The lore surrounding The Lord of the Rings is so expansive that it can sometimes be difficult to keep up with. The world Tolkien created is so detailed that there are many places that the story never even visits, but they are still important to the world at large. The lore goes deep enough that there is a whole mythology surrounding the creation of the world and the extended history of Middle-earth, and because it is secondary to the story, often only the most die-hard fans even know about it.
One of the more confusing elements is differentiating between the different names for the lands in Tolkien’s work, and how the world as a whole is established. Middle-earth, Arda, and Beleriand are all terms that are used when referring to the world Tolkien created, but they all mean different things and may be dependent on what time period is being discussed.

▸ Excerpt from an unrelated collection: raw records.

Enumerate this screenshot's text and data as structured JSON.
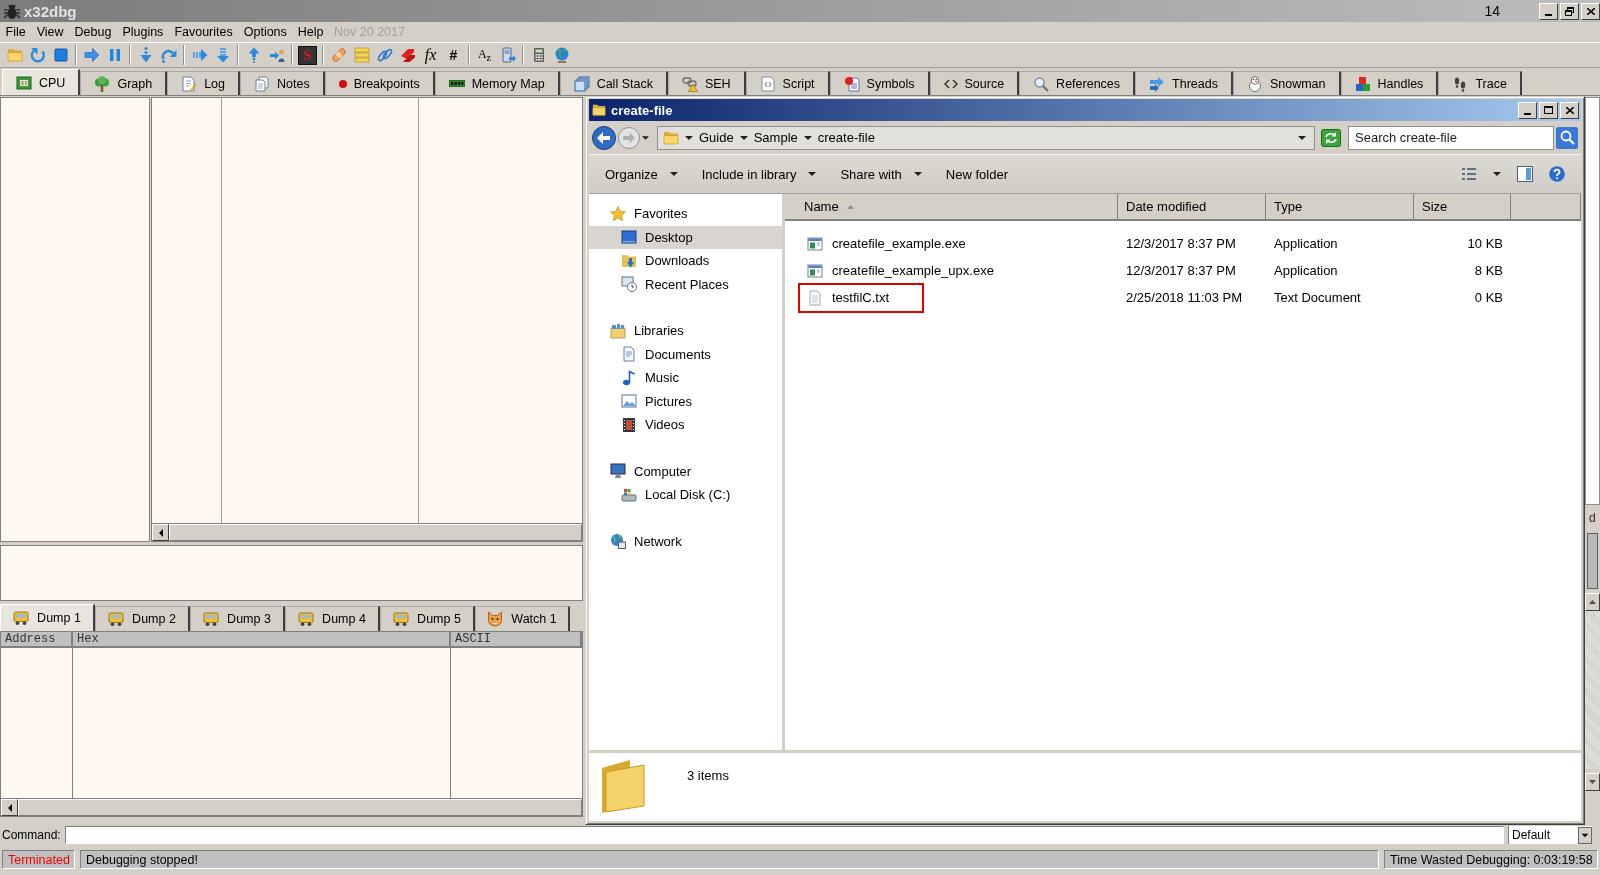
{
  "window": {
    "title": "x32dbg",
    "title_right_text": "14",
    "right_edge_text": "d"
  },
  "menu": [
    "File",
    "View",
    "Debug",
    "Plugins",
    "Favourites",
    "Options",
    "Help"
  ],
  "build_date": "Nov 20 2017",
  "toolbar_glyphs": [
    {
      "kind": "tile",
      "text": "S"
    },
    {
      "kind": "italic",
      "text": "fx"
    },
    {
      "kind": "plain",
      "text": "#"
    },
    {
      "kind": "small",
      "text": "A$_{z}$"
    }
  ],
  "tabs": [
    {
      "label": "CPU",
      "selected": true
    },
    {
      "label": "Graph",
      "selected": false
    },
    {
      "label": "Log",
      "selected": false
    },
    {
      "label": "Notes",
      "selected": false
    },
    {
      "label": "Breakpoints",
      "selected": false
    },
    {
      "label": "Memory Map",
      "selected": false
    },
    {
      "label": "Call Stack",
      "selected": false
    },
    {
      "label": "SEH",
      "selected": false
    },
    {
      "label": "Script",
      "selected": false
    },
    {
      "label": "Symbols",
      "selected": false
    },
    {
      "label": "Source",
      "selected": false
    },
    {
      "label": "References",
      "selected": false
    },
    {
      "label": "Threads",
      "selected": false
    },
    {
      "label": "Snowman",
      "selected": false
    },
    {
      "label": "Handles",
      "selected": false
    },
    {
      "label": "Trace",
      "selected": false
    }
  ],
  "dump_tabs": [
    {
      "label": "Dump 1",
      "selected": true
    },
    {
      "label": "Dump 2",
      "selected": false
    },
    {
      "label": "Dump 3",
      "selected": false
    },
    {
      "label": "Dump 4",
      "selected": false
    },
    {
      "label": "Dump 5",
      "selected": false
    },
    {
      "label": "Watch 1",
      "selected": false
    }
  ],
  "dump_columns": [
    "Address",
    "Hex",
    "ASCII"
  ],
  "command": {
    "label": "Command:",
    "mode": "Default"
  },
  "status_bar": {
    "state": "Terminated",
    "message": "Debugging stopped!",
    "elapsed": "Time Wasted Debugging: 0:03:19:58"
  },
  "explorer": {
    "title": "create-file",
    "breadcrumb": [
      "Guide",
      "Sample",
      "create-file"
    ],
    "search": {
      "placeholder": "Search create-file"
    },
    "commands": [
      {
        "label": "Organize",
        "dropdown": true
      },
      {
        "label": "Include in library",
        "dropdown": true
      },
      {
        "label": "Share with",
        "dropdown": true
      },
      {
        "label": "New folder",
        "dropdown": false
      }
    ],
    "nav": [
      {
        "label": "Favorites",
        "selected": false,
        "children": [
          {
            "label": "Desktop",
            "selected": true
          },
          {
            "label": "Downloads",
            "selected": false
          },
          {
            "label": "Recent Places",
            "selected": false
          }
        ]
      },
      {
        "label": "Libraries",
        "selected": false,
        "children": [
          {
            "label": "Documents",
            "selected": false
          },
          {
            "label": "Music",
            "selected": false
          },
          {
            "label": "Pictures",
            "selected": false
          },
          {
            "label": "Videos",
            "selected": false
          }
        ]
      },
      {
        "label": "Computer",
        "selected": false,
        "children": [
          {
            "label": "Local Disk (C:)",
            "selected": false
          }
        ]
      },
      {
        "label": "Network",
        "selected": false
      }
    ],
    "columns": [
      {
        "label": "Name",
        "sorted": true
      },
      {
        "label": "Date modified",
        "sorted": false
      },
      {
        "label": "Type",
        "sorted": false
      },
      {
        "label": "Size",
        "sorted": false
      }
    ],
    "files": [
      {
        "name": "createfile_example.exe",
        "date_modified": "12/3/2017 8:37 PM",
        "type": "Application",
        "size": "10 KB",
        "kind": "exe",
        "highlighted": false
      },
      {
        "name": "createfile_example_upx.exe",
        "date_modified": "12/3/2017 8:37 PM",
        "type": "Application",
        "size": "8 KB",
        "kind": "exe",
        "highlighted": false
      },
      {
        "name": "testfilC.txt",
        "date_modified": "2/25/2018 11:03 PM",
        "type": "Text Document",
        "size": "0 KB",
        "kind": "txt",
        "highlighted": true
      }
    ],
    "item_count": "3 items"
  }
}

So what are the differences between these places, and how are they important to Tolkien’s world?
The term Arda simply refers to the world as a whole, the way that we call the planet we inhabit “Earth”. Arda was created using the Music of the Ainur, as a way to create a home for the Children of Ilúvatar (the races of Elves and Men). The Valar came up with the geography of Arda and gave it form, until Melkor decided he wanted Arda for himself and tried to fight them for it. This resulted in the First War, which marred Arda and changed the plan for its layout.
Originally, Arda was flat, and the continents were surrounded by Ekkaia, the Encircling Sea. Aman was the biggest continent, and it lay in the West, and Middle-earth was to the East. Middle-earth was joined to Aman in the Northwest by the Helcaraxë, a cold, icy region. During the war, the Valar broke and reshaped much of the world, with some of it falling into the sea and other land masses being split. One of the most notable was the sinking of Númenor, during which the world was stretched into a spherical shape. Aman became inaccessible except by the Straight Way, which is the path the Elves take from the Grey Havens into the West (and also where Frodo was allowed to travel at the end of his journey).
As previously mentioned, Middle-earth was one of the lands that made up the world of Arda. It is the the area where the stories of Lord of the Rings and The Hobbit take place, and it is the location that fans are generally the most familiar with. Some of the most dominant features of Middle-earth are the mountain ranges, which separate the land into its different regions, and also separate Middle-earth from Beleriand. In the early days of its existence, Middle-earth was covered by a giant forest from the western shores to beyond the Misty Mountains, however it started to dwindle over time and now exists only in the forms of the Old Forest, Fangorn Forest, Lothlórien, and Eryn Vorn.
Middle-earth was home to various kinds of people all throughout its history, beginning with the Ainur and Maiar. There were good Maiar – the five wizards – as well as evil ones, which were Balrogs and Sauron himself. Then, eventually, the children of Ilúvatar arrived when they were created and awoken by Ilúvatar, and Dwarves were made by the Vala Aulë. Tolkien identified that Hobbits were an offshoot of the race of Men, and though the exact origins and history are unclear, they first settled in the Vales of Anduin in the early part of the Third Age before migrating over the Misty Mountains and settling in the Shire.
Beleriand was a region in the Northwest of Middle-earth during the First Age. The area was surrounded by the Belegaer Sea to the West and South, and the Blue Mountains were to the East (and are the only part of the region that remain by the Third Age). During the War of Wrath, which was Morgoth’s attack on the land of Beleriand during his quest for power, he enslaved many of the Elves and Men of Beleriand in the pits of Angband. Though Morgoth was eventually defeated and the slaves were freed, the land had essentially been destroyed by the war.
The landscape had changed, with rivers being created and destroyed and even the very hills themselves shifting. Eventually, most of this land sunk beneath the sea, with only a small area called Lindon remaining. A few other areas remained and became known as the Western Isles, including Tol Fuin, Tol Morwen, and the Hill of Himring, which simply became the island of Himling. Galadriel, when speaking to Treebeard at Isengard, does hint that after the final battles of the end times (known as Dagor Dagorath), Beleriand will be recovered from the sea once again.